Our achievements

OUR ACHIEVEMENTS 

Since its inception, NFSS has noted several key achievements such as follow:

  • Good relations with Ministry of Health who second therapists to work in our rehabilitation clinics.
  • Have a good networking structure with other organizations
  • We have had a great impact to the community on issues of persons with disability through the implementation of our programs.
  • Continuous capacity building opportunities from donors.


CASE STUDY ON EARLY IDENTIFICATION
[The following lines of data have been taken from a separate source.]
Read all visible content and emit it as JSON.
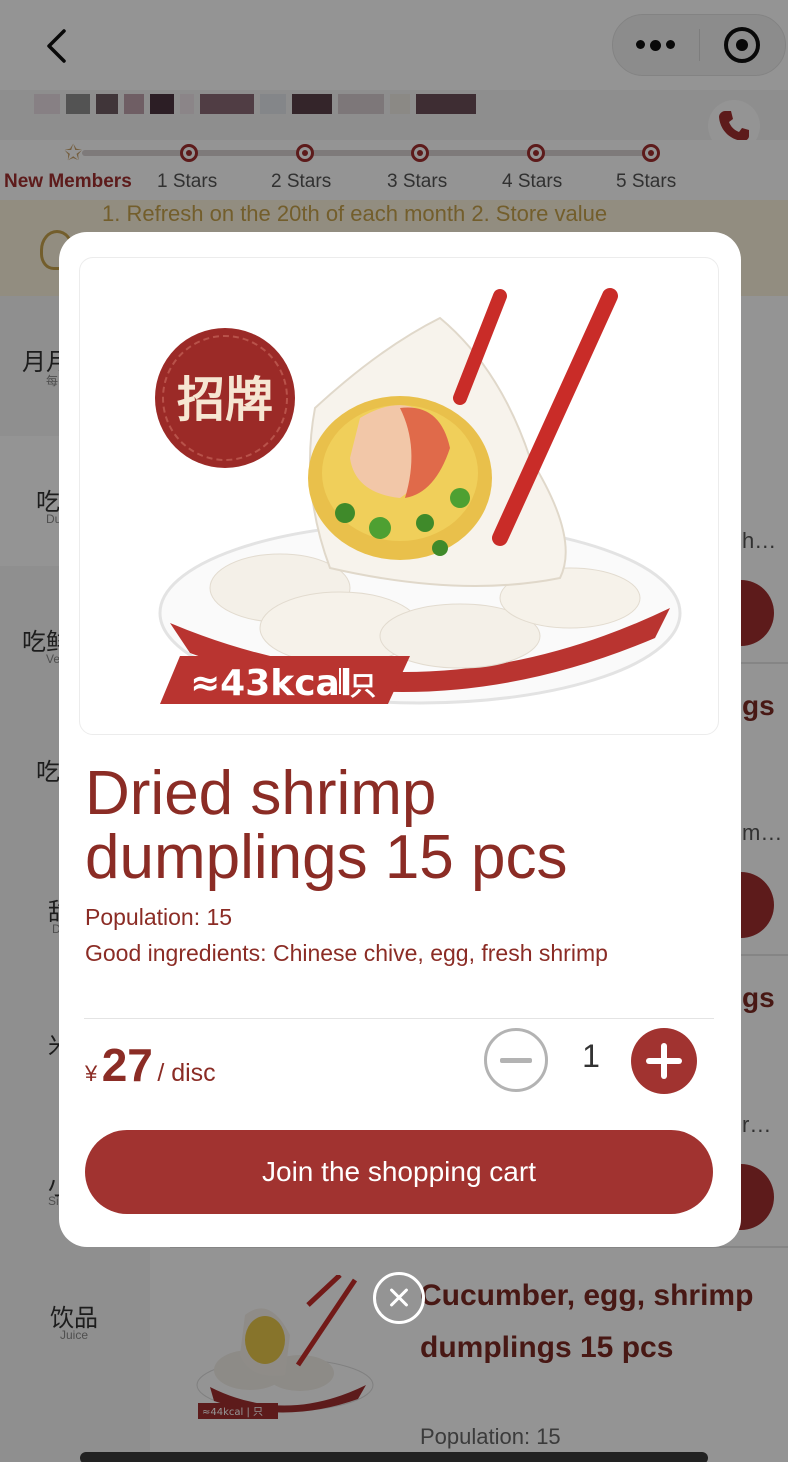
{
  "nav": {
    "back_icon": "chevron-left-icon",
    "menu_icon": "more-dots-icon",
    "close_icon": "target-circle-icon",
    "phone_icon": "phone-icon"
  },
  "levels": [
    {
      "label": "New Members"
    },
    {
      "label": "1 Stars"
    },
    {
      "label": "2 Stars"
    },
    {
      "label": "3 Stars"
    },
    {
      "label": "4 Stars"
    },
    {
      "label": "5 Stars"
    }
  ],
  "notice": {
    "text": "1. Refresh on the 20th of each month 2. Store value"
  },
  "sidebar": {
    "items": [
      {
        "zh": "月月",
        "en": "每"
      },
      {
        "zh": "吃",
        "en": "Du"
      },
      {
        "zh": "吃鲜",
        "en": "Ve"
      },
      {
        "zh": "吃",
        "en": ""
      },
      {
        "zh": "甜",
        "en": "D"
      },
      {
        "zh": "米",
        "en": ""
      },
      {
        "zh": "小",
        "en": "Si"
      }
    ],
    "juice": {
      "zh": "饮品",
      "en": "Juice"
    }
  },
  "peek": {
    "t1": "h…",
    "t2": "gs",
    "t3": "m…",
    "t4": "gs",
    "t5": "r…"
  },
  "bottom_item": {
    "title": "Cucumber, egg, shrimp dumplings 15 pcs",
    "population": "Population: 15",
    "thumb_kcal": "≈44kcal | 只"
  },
  "modal": {
    "image_badge": "招牌",
    "kcal": "≈43kcal",
    "kcal_unit": "只",
    "title": "Dried shrimp dumplings 15 pcs",
    "population": "Population: 15",
    "ingredients": "Good ingredients: Chinese chive, egg, fresh shrimp",
    "currency": "¥",
    "price": "27",
    "unit": "/ disc",
    "quantity": "1",
    "cart_button": "Join the shopping cart"
  },
  "colors": {
    "brand": "#a13330",
    "title": "#8b2c25"
  }
}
On 28th January 2008 a baby boy was born in the suburb of Kibera. Being the first born of Morris Odhiambo and Lucy Achieng, Faiz Ifram was received with much joy by the couple. The pregnancy period was all smooth without any hitches until the baby was delivered.

 

After birth Faiz was achieving all the developmental milestones as a result the parents did not suspect of any challenge facing him. It is not until at the age of 5 months, when he started crawling, the parents noted that he constantly knocked on objects on his way. They did not suspect that there was something wrong with his vision since he was very fast in adapting to his new environment and objects around him. For years his condition remained undiscovered and his mastery in mobility and orientation grew even better. Using the 4 steps stairs at his home entrance and walking independently became as easy as a, b, c. however, touch was his main sense of orientation and mobility.

 

When Faiz reached a point of interacting with other kids his age, the parents noted that he had a hard time in socializing with other kids especially verbally and active participation in play games. They sought opinion from various quarters and were given various explanations, suggestions and recommendations based on testimonials, stories, myths and believe.

 

In the month of September 2011 a community based volunteer in Kibera identified and referred him to Nairobi Family Support Services center for rehabilitation services. Upon arrival, he was enrolled for therapy sessions on every Wednesday as we monitored him. We also engaged him and the parents in our December 2011 communication training with the aim of understanding his communication channels with the aim of improving and introducing new effective communication concepts and skills.  Recommendations made by the master trainer, Stella, included integration to an early childhood development center where he could upgrade his social skills and a clinical assessment of his vision and hearing degree.

 

January 2012 he was placed in an early Childhood Centre, Little rock, in Kibera where he spent most of his time during the week days. We later did a follow up 1 month later and to our surprise he actually could bubble the vowels, enjoy turn taking activities and show intentions of responding to simple commands. Although teachers at the center claimed not to clearly understand his condition they decree him as a very bright student.

 

After the follow up and consultation we decided that it was the high time for Faiz to join a better established institution of learning but before that a detailed clinical assessment was vital to ensure a proper school placement.

 

February 2012 we facilitated for a clinical assessment at Prime eye clinic and Kenyatta National Hospital to ascertain his vision and hearing degree. One of our fears was confirmed that he had optic atrophy, totally blind, as a result of possibly having had his optic nerves damaged during delivery. Fortunately, brain evoked responses auditory results indicated normal hearing on both ears.

 

This was the Gateway to a well established school and 7th May 2012 Faiz was transferred to a public school, Kilimani Primary school, and was placed in the low vision unit. At the school his Activities of daily living, mobility, socialization and language greatly improved. He comfortably express himself with two to three word sentences, for example “nataka kucheza” (I want to play), “nataka kukojoa” (I want to use the toilet), “enda nyumbani sasa” (time to go home). Teachers at the unit and the school admire his personality term him as a genius “Faiz ni mwerevu sana, hata alizoea shule very fast na understanding yake ni mzuri” (“faiz is clever, his understanding is good and got used to the school surrounding very fast”) teacher Jackline said. Mrs. Clara, head of low vision department, appreciated for the effort input from the time of his identification to school placement. Faiz is currently being introduced to the white cane orientation at school and also engaged in the home based communication concept and skills training.

 

Faiz Ifram is a model that shows how early identification and intervention may facilitate ones independence in the future. His courage and determination can be emulated worldwide.